* WORK TO COMPLETE
Pictures aside, restate the records below exactly as written.

* SUPPLIED RECORDS
#####

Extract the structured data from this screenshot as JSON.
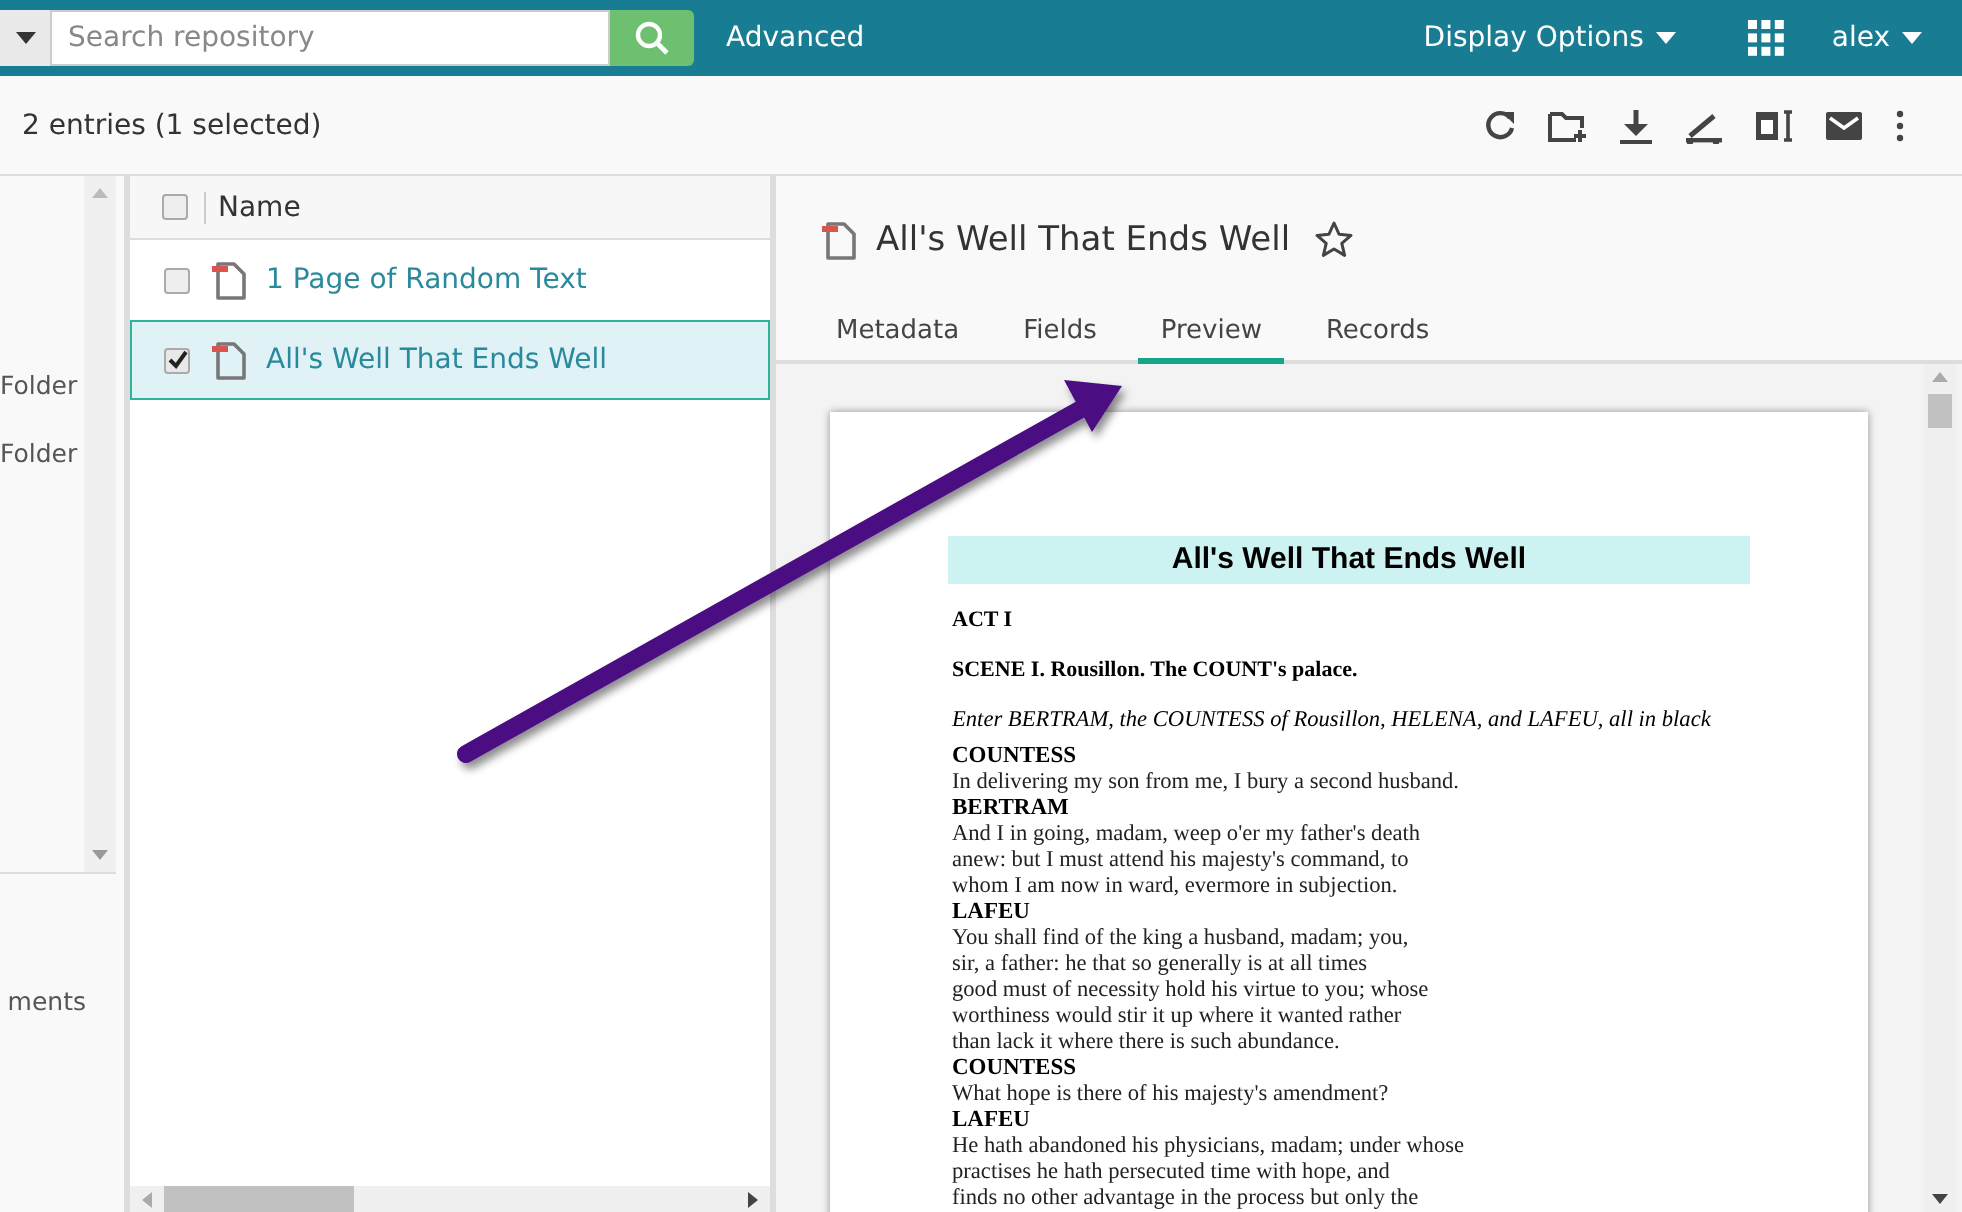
{
  "topbar": {
    "search": {
      "placeholder": "Search repository"
    },
    "advanced": "Advanced",
    "display_options": "Display Options",
    "user": "alex"
  },
  "toolbar": {
    "count": "2 entries (1 selected)"
  },
  "sidebar": {
    "items": [
      "Folder",
      "Folder"
    ],
    "footer": "ments"
  },
  "file_list": {
    "header": "Name",
    "header_checked": false,
    "rows": [
      {
        "name": "1 Page of Random Text",
        "checked": false,
        "selected": false
      },
      {
        "name": "All's Well That Ends Well",
        "checked": true,
        "selected": true
      }
    ]
  },
  "details": {
    "title": "All's Well That Ends Well",
    "starred": false,
    "tabs": [
      {
        "label": "Metadata",
        "selected": false
      },
      {
        "label": "Fields",
        "selected": false
      },
      {
        "label": "Preview",
        "selected": true
      },
      {
        "label": "Records",
        "selected": false
      }
    ],
    "preview": {
      "lines": [
        {
          "kind": "title",
          "text": "All's Well That Ends Well"
        },
        {
          "kind": "heading",
          "text": "ACT I"
        },
        {
          "kind": "heading",
          "text": "SCENE I. Rousillon. The COUNT's palace."
        },
        {
          "kind": "stage",
          "text": "Enter BERTRAM, the COUNTESS of Rousillon, HELENA, and LAFEU, all in black"
        },
        {
          "kind": "speaker",
          "text": "COUNTESS"
        },
        {
          "kind": "line",
          "text": "In delivering my son from me, I bury a second husband."
        },
        {
          "kind": "speaker",
          "text": "BERTRAM"
        },
        {
          "kind": "line",
          "text": "And I in going, madam, weep o'er my father's death"
        },
        {
          "kind": "line",
          "text": "anew: but I must attend his majesty's command, to"
        },
        {
          "kind": "line",
          "text": "whom I am now in ward, evermore in subjection."
        },
        {
          "kind": "speaker",
          "text": "LAFEU"
        },
        {
          "kind": "line",
          "text": "You shall find of the king a husband, madam; you,"
        },
        {
          "kind": "line",
          "text": "sir, a father: he that so generally is at all times"
        },
        {
          "kind": "line",
          "text": "good must of necessity hold his virtue to you; whose"
        },
        {
          "kind": "line",
          "text": "worthiness would stir it up where it wanted rather"
        },
        {
          "kind": "line",
          "text": "than lack it where there is such abundance."
        },
        {
          "kind": "speaker",
          "text": "COUNTESS"
        },
        {
          "kind": "line",
          "text": "What hope is there of his majesty's amendment?"
        },
        {
          "kind": "speaker",
          "text": "LAFEU"
        },
        {
          "kind": "line",
          "text": "He hath abandoned his physicians, madam; under whose"
        },
        {
          "kind": "line",
          "text": "practises he hath persecuted time with hope, and"
        },
        {
          "kind": "line",
          "text": "finds no other advantage in the process but only the"
        }
      ]
    }
  }
}
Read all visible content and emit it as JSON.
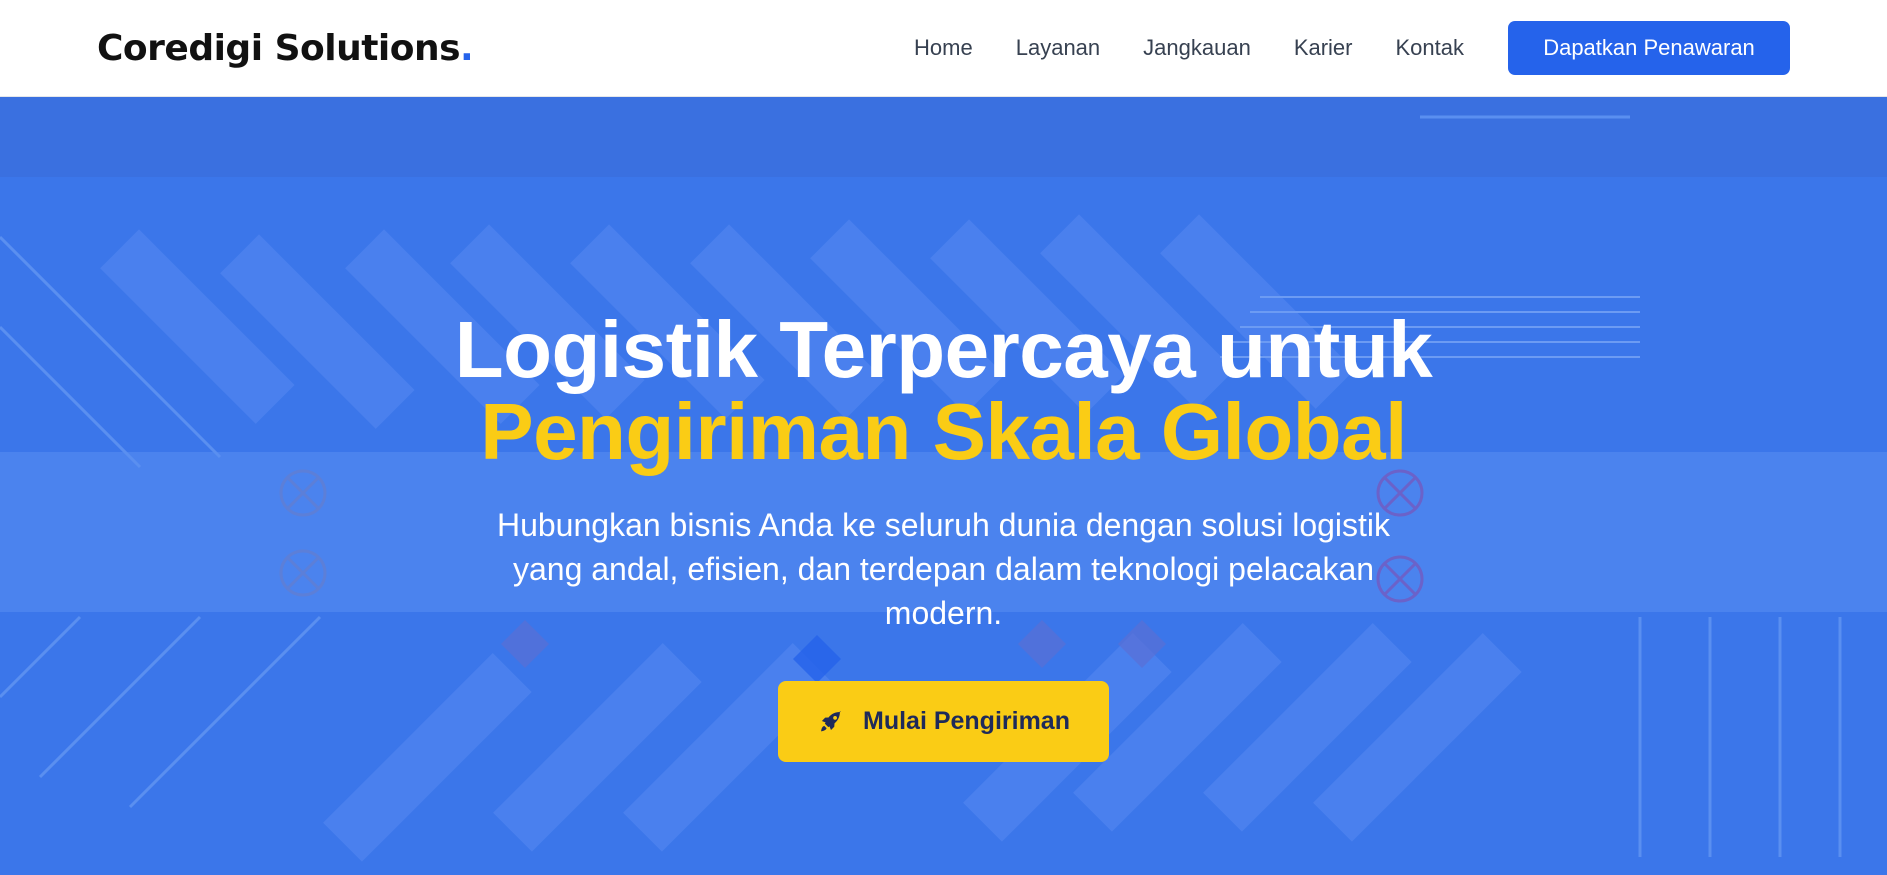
{
  "brand": {
    "name": "Coredigi Solutions",
    "dot": "."
  },
  "nav": {
    "links": [
      "Home",
      "Layanan",
      "Jangkauan",
      "Karier",
      "Kontak"
    ],
    "cta_label": "Dapatkan Penawaran"
  },
  "hero": {
    "title_line1": "Logistik Terpercaya untuk",
    "title_line2": "Pengiriman Skala Global",
    "subtitle": "Hubungkan bisnis Anda ke seluruh dunia dengan solusi logistik yang andal, efisien, dan terdepan dalam teknologi pelacakan modern.",
    "button_label": "Mulai Pengiriman",
    "button_icon": "rocket-icon"
  },
  "colors": {
    "accent_blue": "#2563eb",
    "hero_overlay": "#3b76ea",
    "highlight_yellow": "#facc15",
    "button_text": "#1e2a5a"
  }
}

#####

* ANSWER SECTION
Extract the structured data from this screenshot as JSON.
{
  "topbar": {
    "search": {
      "placeholder": "Search repository"
    },
    "advanced": "Advanced",
    "display_options": "Display Options",
    "user": "alex"
  },
  "toolbar": {
    "count": "2 entries (1 selected)"
  },
  "sidebar": {
    "items": [
      "Folder",
      "Folder"
    ],
    "footer": "ments"
  },
  "file_list": {
    "header": "Name",
    "header_checked": false,
    "rows": [
      {
        "name": "1 Page of Random Text",
        "checked": false,
        "selected": false
      },
      {
        "name": "All's Well That Ends Well",
        "checked": true,
        "selected": true
      }
    ]
  },
  "details": {
    "title": "All's Well That Ends Well",
    "starred": false,
    "tabs": [
      {
        "label": "Metadata",
        "selected": false
      },
      {
        "label": "Fields",
        "selected": false
      },
      {
        "label": "Preview",
        "selected": true
      },
      {
        "label": "Records",
        "selected": false
      }
    ],
    "preview": {
      "lines": [
        {
          "kind": "title",
          "text": "All's Well That Ends Well"
        },
        {
          "kind": "heading",
          "text": "ACT I"
        },
        {
          "kind": "heading",
          "text": "SCENE I. Rousillon. The COUNT's palace."
        },
        {
          "kind": "stage",
          "text": "Enter BERTRAM, the COUNTESS of Rousillon, HELENA, and LAFEU, all in black"
        },
        {
          "kind": "speaker",
          "text": "COUNTESS"
        },
        {
          "kind": "line",
          "text": "In delivering my son from me, I bury a second husband."
        },
        {
          "kind": "speaker",
          "text": "BERTRAM"
        },
        {
          "kind": "line",
          "text": "And I in going, madam, weep o'er my father's death"
        },
        {
          "kind": "line",
          "text": "anew: but I must attend his majesty's command, to"
        },
        {
          "kind": "line",
          "text": "whom I am now in ward, evermore in subjection."
        },
        {
          "kind": "speaker",
          "text": "LAFEU"
        },
        {
          "kind": "line",
          "text": "You shall find of the king a husband, madam; you,"
        },
        {
          "kind": "line",
          "text": "sir, a father: he that so generally is at all times"
        },
        {
          "kind": "line",
          "text": "good must of necessity hold his virtue to you; whose"
        },
        {
          "kind": "line",
          "text": "worthiness would stir it up where it wanted rather"
        },
        {
          "kind": "line",
          "text": "than lack it where there is such abundance."
        },
        {
          "kind": "speaker",
          "text": "COUNTESS"
        },
        {
          "kind": "line",
          "text": "What hope is there of his majesty's amendment?"
        },
        {
          "kind": "speaker",
          "text": "LAFEU"
        },
        {
          "kind": "line",
          "text": "He hath abandoned his physicians, madam; under whose"
        },
        {
          "kind": "line",
          "text": "practises he hath persecuted time with hope, and"
        },
        {
          "kind": "line",
          "text": "finds no other advantage in the process but only the"
        }
      ]
    }
  }
}
Read all visible content and emit it as JSON.
{
  "brand": {
    "name": "Coredigi Solutions",
    "dot": "."
  },
  "nav": {
    "links": [
      "Home",
      "Layanan",
      "Jangkauan",
      "Karier",
      "Kontak"
    ],
    "cta_label": "Dapatkan Penawaran"
  },
  "hero": {
    "title_line1": "Logistik Terpercaya untuk",
    "title_line2": "Pengiriman Skala Global",
    "subtitle": "Hubungkan bisnis Anda ke seluruh dunia dengan solusi logistik yang andal, efisien, dan terdepan dalam teknologi pelacakan modern.",
    "button_label": "Mulai Pengiriman",
    "button_icon": "rocket-icon"
  },
  "colors": {
    "accent_blue": "#2563eb",
    "hero_overlay": "#3b76ea",
    "highlight_yellow": "#facc15",
    "button_text": "#1e2a5a"
  }
}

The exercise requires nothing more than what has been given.